Lifelong environmentalist and horticulturalist Peter Harper worked for thirty years at the Centre for Alternative Technology (CAT), Britain’s leading research and education centre for sustainability. While at CAT he explored many new horticultural techniques, and wrote The Natural Garden Book. He likes to call a spade a spade.
TOP TEN TIPS FOR BEGINNERS
1. What do you really want? – Lots? Easy? Save money? Exercise? Boasting?
2. Who knows what they’re doing? – Ask them: ‘what works around here?’
3. Read the books – (perhaps go easy on the Permaculture at first)
4. Try two smallish plots to cut your teeth in spring: One for salads, one for spectacle.
5. Plots must be light, sunny: No competition from hedges and trees.
6. Plots must be fertile: If in doubt, bring in lots of muck to start.
7. Salads: buy trays of mixed lettuce at supermarket, £1: Water, break up and plant 6 inches apart.
8. Between rows sow ‘flavour salads’: Rocket, radishes, land cress, parsley.
9. Plant big spectacular things in the other plot, show you can: (Two pumpkins and a stand of sweetcorn?)
10. If you have more land to clear, sheet-mulch it ready for spring: Cover the soil with thick black plastic with carpets on top.
THIRTEEN TIPS FOR MORE ESTABLISHED GROWERS
1. Are you sure you are doing what you really want?

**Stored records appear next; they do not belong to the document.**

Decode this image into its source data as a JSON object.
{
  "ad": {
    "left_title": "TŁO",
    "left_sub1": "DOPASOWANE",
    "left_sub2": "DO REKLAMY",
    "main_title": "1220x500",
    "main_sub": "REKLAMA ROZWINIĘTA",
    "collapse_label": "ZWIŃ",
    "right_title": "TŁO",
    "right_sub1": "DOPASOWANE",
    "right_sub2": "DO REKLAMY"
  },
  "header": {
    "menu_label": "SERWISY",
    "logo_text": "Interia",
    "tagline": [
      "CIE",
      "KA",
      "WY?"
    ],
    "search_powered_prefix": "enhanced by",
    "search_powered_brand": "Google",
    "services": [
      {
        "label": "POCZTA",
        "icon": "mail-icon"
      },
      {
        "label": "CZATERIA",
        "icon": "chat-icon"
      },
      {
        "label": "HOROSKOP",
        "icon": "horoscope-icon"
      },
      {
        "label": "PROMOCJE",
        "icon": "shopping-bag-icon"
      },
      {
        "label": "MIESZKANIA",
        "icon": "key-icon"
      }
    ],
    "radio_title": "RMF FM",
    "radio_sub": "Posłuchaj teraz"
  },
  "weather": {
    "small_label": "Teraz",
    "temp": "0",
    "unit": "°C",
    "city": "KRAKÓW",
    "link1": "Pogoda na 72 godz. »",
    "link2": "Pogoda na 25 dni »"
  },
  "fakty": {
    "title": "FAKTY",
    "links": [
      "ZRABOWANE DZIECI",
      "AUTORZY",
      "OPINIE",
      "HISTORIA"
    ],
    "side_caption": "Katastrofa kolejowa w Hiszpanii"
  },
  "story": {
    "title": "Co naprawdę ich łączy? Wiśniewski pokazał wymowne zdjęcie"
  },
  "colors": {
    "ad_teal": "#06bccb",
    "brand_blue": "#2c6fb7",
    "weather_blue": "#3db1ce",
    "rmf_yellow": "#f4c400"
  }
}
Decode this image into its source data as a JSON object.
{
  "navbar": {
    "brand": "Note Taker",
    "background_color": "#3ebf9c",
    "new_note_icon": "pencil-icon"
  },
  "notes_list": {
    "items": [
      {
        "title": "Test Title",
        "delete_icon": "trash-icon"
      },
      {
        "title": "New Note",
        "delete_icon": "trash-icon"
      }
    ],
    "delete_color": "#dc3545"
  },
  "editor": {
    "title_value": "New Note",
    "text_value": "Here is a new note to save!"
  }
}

Is it still fun? Would you rather have a lawn? Are you really saving money?
2. Are you generating all your own compost? You could; with kitchen waste, crumpled paper, grass clippings.
3. Have you optimised the balance of time and space? Time-rich space-poor is different from space-rich time-poor.
4. How about the summer/winter balance? Is the garden still working over the winter?
5. Tunnel-cloches are a great investment: extend the season and double your yields.
9. Use 10-fold diluted urine as a free and natural booster: it’s ‘specially good to get things moving in the spring.
10. Sow inside and plant seedlings out – especially if slugs and snails are a problem.
11. Use temporary/unused spaces: try catch crops, intercrops and green manures.
12. If you try something new, do a ‘control’ the old way as well: then you’ll know whether it really made a difference.
13. Enjoy the struggles of your pests and predators with a hand lens: very often these are more fun than the crops themselves.
Illustrations by the supremely talented Hannah Bailey. Drool over more of her work here.
For practical gardening advice at the festival, visit Shambala’s verdant Permaculture area.